▶ _REQUIRED WORK_: Figure out the number of lines in the entries that hold the string "Alinear", then give that number and nothing else.

[Stored records]
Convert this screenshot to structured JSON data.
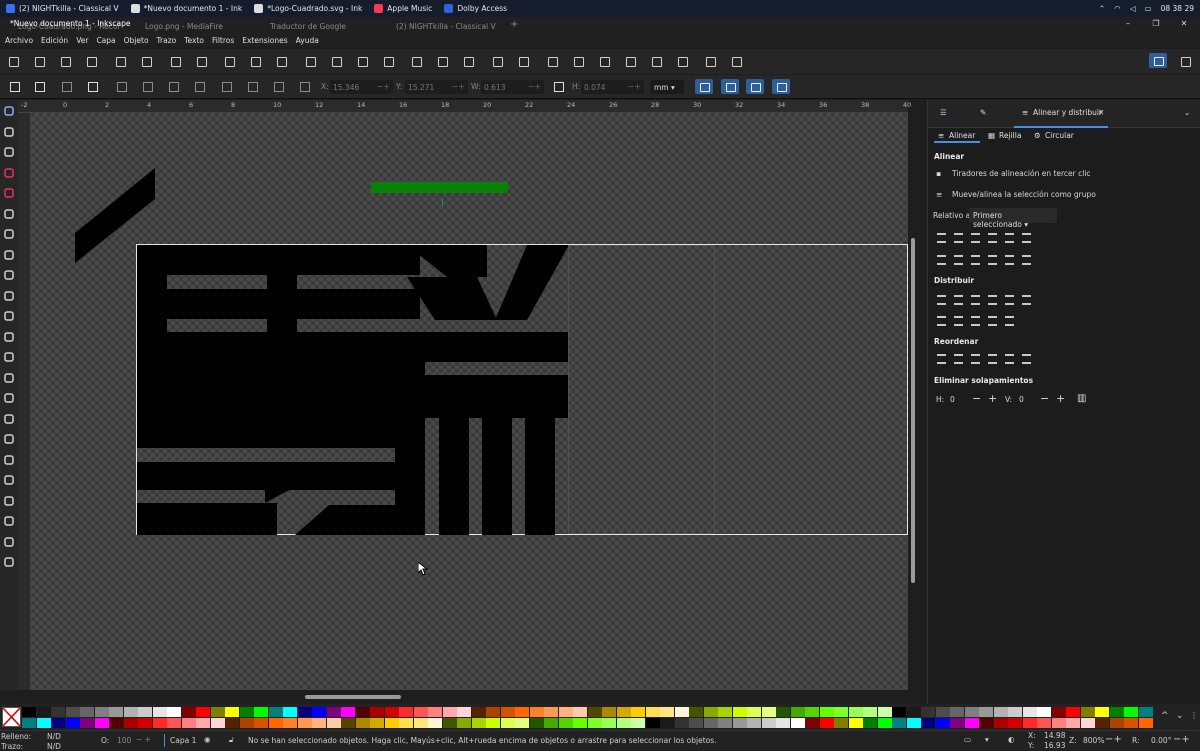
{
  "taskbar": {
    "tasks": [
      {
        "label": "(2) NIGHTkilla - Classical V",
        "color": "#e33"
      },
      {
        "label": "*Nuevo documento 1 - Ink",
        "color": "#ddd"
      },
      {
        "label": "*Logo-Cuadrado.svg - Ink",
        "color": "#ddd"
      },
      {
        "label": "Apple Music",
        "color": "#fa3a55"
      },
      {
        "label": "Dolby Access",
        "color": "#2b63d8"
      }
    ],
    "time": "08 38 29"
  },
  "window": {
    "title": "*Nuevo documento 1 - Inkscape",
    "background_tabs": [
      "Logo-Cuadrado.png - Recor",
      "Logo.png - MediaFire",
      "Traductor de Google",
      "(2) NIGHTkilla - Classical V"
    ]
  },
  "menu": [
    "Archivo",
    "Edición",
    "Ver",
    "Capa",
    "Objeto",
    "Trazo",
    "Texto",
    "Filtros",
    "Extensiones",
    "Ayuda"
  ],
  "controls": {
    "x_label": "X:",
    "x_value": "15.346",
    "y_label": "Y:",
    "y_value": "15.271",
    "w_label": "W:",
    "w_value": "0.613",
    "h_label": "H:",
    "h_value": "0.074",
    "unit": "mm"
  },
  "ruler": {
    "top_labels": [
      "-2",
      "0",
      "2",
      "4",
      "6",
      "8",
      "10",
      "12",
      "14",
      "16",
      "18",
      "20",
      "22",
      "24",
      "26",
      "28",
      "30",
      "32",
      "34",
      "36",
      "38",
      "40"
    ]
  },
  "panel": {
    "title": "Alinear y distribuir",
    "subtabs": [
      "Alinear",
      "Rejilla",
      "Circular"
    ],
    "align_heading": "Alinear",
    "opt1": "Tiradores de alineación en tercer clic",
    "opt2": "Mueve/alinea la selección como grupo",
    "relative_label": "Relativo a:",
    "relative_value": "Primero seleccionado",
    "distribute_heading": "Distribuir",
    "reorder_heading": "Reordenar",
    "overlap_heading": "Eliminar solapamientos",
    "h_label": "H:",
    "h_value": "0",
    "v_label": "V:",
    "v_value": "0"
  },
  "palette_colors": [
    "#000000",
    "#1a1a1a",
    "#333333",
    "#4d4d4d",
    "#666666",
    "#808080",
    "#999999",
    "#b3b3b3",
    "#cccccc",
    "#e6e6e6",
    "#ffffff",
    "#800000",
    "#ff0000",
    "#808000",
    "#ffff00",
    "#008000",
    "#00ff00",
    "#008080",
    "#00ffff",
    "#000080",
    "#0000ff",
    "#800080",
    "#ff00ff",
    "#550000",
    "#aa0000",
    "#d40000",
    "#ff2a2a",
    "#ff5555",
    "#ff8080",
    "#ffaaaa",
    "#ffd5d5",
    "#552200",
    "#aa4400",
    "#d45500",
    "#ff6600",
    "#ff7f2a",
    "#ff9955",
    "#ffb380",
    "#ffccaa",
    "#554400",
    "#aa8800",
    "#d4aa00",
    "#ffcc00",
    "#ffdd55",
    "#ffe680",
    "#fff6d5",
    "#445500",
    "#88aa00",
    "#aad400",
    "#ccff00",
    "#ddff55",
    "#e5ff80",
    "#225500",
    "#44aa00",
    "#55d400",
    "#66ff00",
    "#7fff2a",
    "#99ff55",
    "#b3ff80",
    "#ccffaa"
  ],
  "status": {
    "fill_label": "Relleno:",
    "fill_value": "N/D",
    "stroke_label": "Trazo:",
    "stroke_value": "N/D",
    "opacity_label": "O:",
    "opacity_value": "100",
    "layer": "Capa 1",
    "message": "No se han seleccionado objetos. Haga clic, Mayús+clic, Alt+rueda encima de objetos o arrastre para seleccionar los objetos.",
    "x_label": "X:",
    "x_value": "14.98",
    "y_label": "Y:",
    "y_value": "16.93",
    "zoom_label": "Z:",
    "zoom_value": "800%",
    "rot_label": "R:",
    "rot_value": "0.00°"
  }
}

▶ _TASK SOLUTION_: 3